**TASK PROMPT**
Pull every line that includes the word "Administrator" out of the data below and copy it.

**THE RECORDS**
* * * * * * *

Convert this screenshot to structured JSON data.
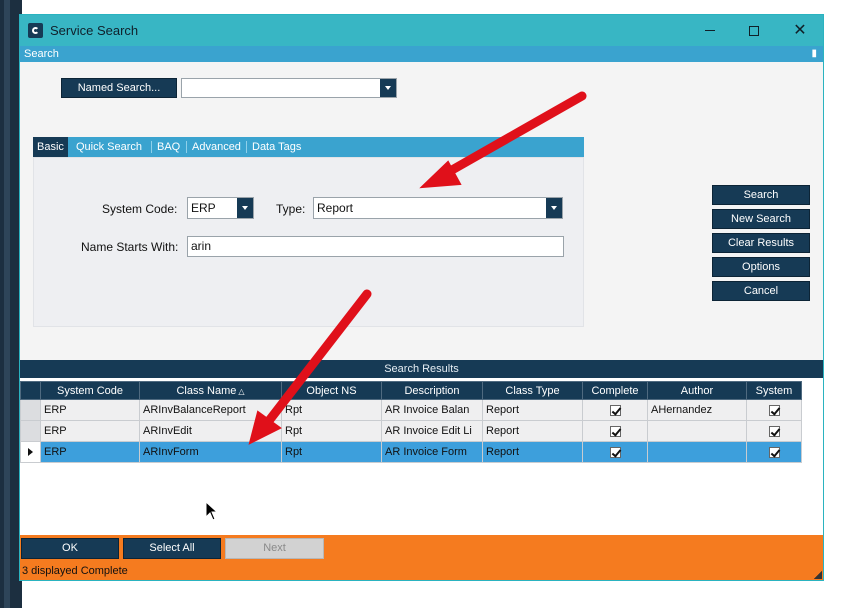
{
  "window": {
    "title": "Service Search",
    "controls": {
      "minimize": "—",
      "maximize": "",
      "close": "✕"
    }
  },
  "search_panel": {
    "header": "Search",
    "named_search_label": "Named Search...",
    "named_search_value": "",
    "tabs": [
      {
        "label": "Basic",
        "active": true
      },
      {
        "label": "Quick Search",
        "active": false
      },
      {
        "label": "BAQ",
        "active": false
      },
      {
        "label": "Advanced",
        "active": false
      },
      {
        "label": "Data Tags",
        "active": false
      }
    ],
    "fields": {
      "system_code_label": "System Code:",
      "system_code_value": "ERP",
      "type_label": "Type:",
      "type_value": "Report",
      "name_starts_label": "Name Starts With:",
      "name_starts_value": "arin"
    },
    "side_buttons": {
      "search": "Search",
      "new_search": "New Search",
      "clear_results": "Clear Results",
      "options": "Options",
      "cancel": "Cancel"
    }
  },
  "results": {
    "header": "Search Results",
    "columns": [
      "System Code",
      "Class Name",
      "Object NS",
      "Description",
      "Class Type",
      "Complete",
      "Author",
      "System"
    ],
    "sorted_column": "Class Name",
    "rows": [
      {
        "system_code": "ERP",
        "class_name": "ARInvBalanceReport",
        "object_ns": "Rpt",
        "description": "AR Invoice Balan",
        "class_type": "Report",
        "complete": true,
        "author": "AHernandez",
        "system": true,
        "selected": false
      },
      {
        "system_code": "ERP",
        "class_name": "ARInvEdit",
        "object_ns": "Rpt",
        "description": "AR Invoice Edit Li",
        "class_type": "Report",
        "complete": true,
        "author": "",
        "system": true,
        "selected": false
      },
      {
        "system_code": "ERP",
        "class_name": "ARInvForm",
        "object_ns": "Rpt",
        "description": "AR Invoice Form",
        "class_type": "Report",
        "complete": true,
        "author": "",
        "system": true,
        "selected": true
      }
    ]
  },
  "footer": {
    "ok": "OK",
    "select_all": "Select All",
    "next": "Next",
    "status": "3 displayed Complete"
  },
  "colors": {
    "title_bar": "#38b6c4",
    "panel_header": "#3aa3cf",
    "dark_button": "#163a55",
    "selected_row": "#3d9fdc",
    "footer": "#f57b1f",
    "annotation_arrow": "#e0101a"
  }
}
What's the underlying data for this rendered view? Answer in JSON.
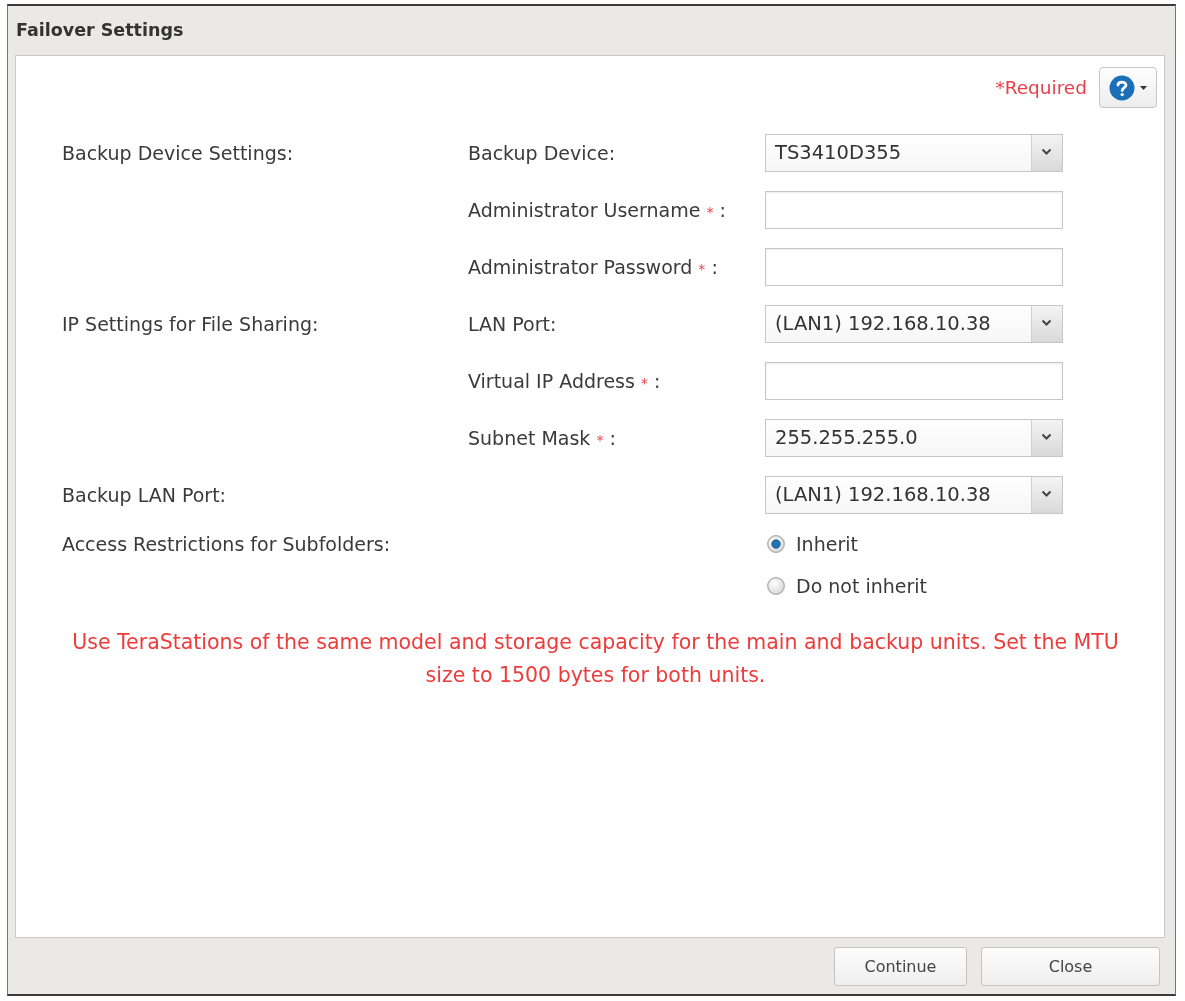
{
  "window": {
    "title": "Failover Settings"
  },
  "required_note": "*Required",
  "sections": [
    {
      "title": "Backup Device Settings:",
      "rows": [
        {
          "kind": "select",
          "label": "Backup Device:",
          "value": "TS3410D355"
        },
        {
          "kind": "text",
          "label": "Administrator Username",
          "required_mark": "*",
          "label_suffix": ":"
        },
        {
          "kind": "text",
          "label": "Administrator Password",
          "required_mark": "*",
          "label_suffix": ":"
        }
      ]
    },
    {
      "title": "IP Settings for File Sharing:",
      "rows": [
        {
          "kind": "select",
          "label": "LAN Port:",
          "value": "(LAN1) 192.168.10.38"
        },
        {
          "kind": "text",
          "label": "Virtual IP Address",
          "required_mark": "*",
          "label_suffix": ":"
        },
        {
          "kind": "select",
          "label": "Subnet Mask",
          "required_mark": "*",
          "label_suffix": ":",
          "value": "255.255.255.0"
        }
      ]
    },
    {
      "title": "Backup LAN Port:",
      "rows": [
        {
          "kind": "select",
          "value": "(LAN1) 192.168.10.38"
        }
      ]
    },
    {
      "title": "Access Restrictions for Subfolders:",
      "rows": [
        {
          "kind": "radio",
          "options": [
            {
              "label": "Inherit",
              "selected": true
            },
            {
              "label": "Do not inherit",
              "selected": false
            }
          ]
        }
      ]
    }
  ],
  "notice": "Use TeraStations of the same model and storage capacity for the main and backup units. Set the MTU size to 1500 bytes for both units.",
  "buttons": [
    {
      "label": "Continue"
    },
    {
      "label": "Close"
    }
  ]
}
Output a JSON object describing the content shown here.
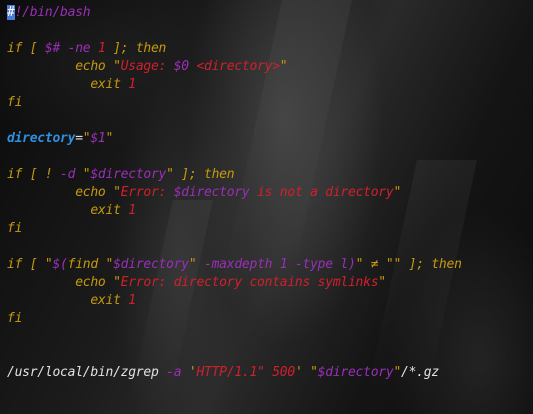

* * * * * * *

**ANSWER SPACE**
          "label": "Administrator Username",
          "label": "Administrator Password",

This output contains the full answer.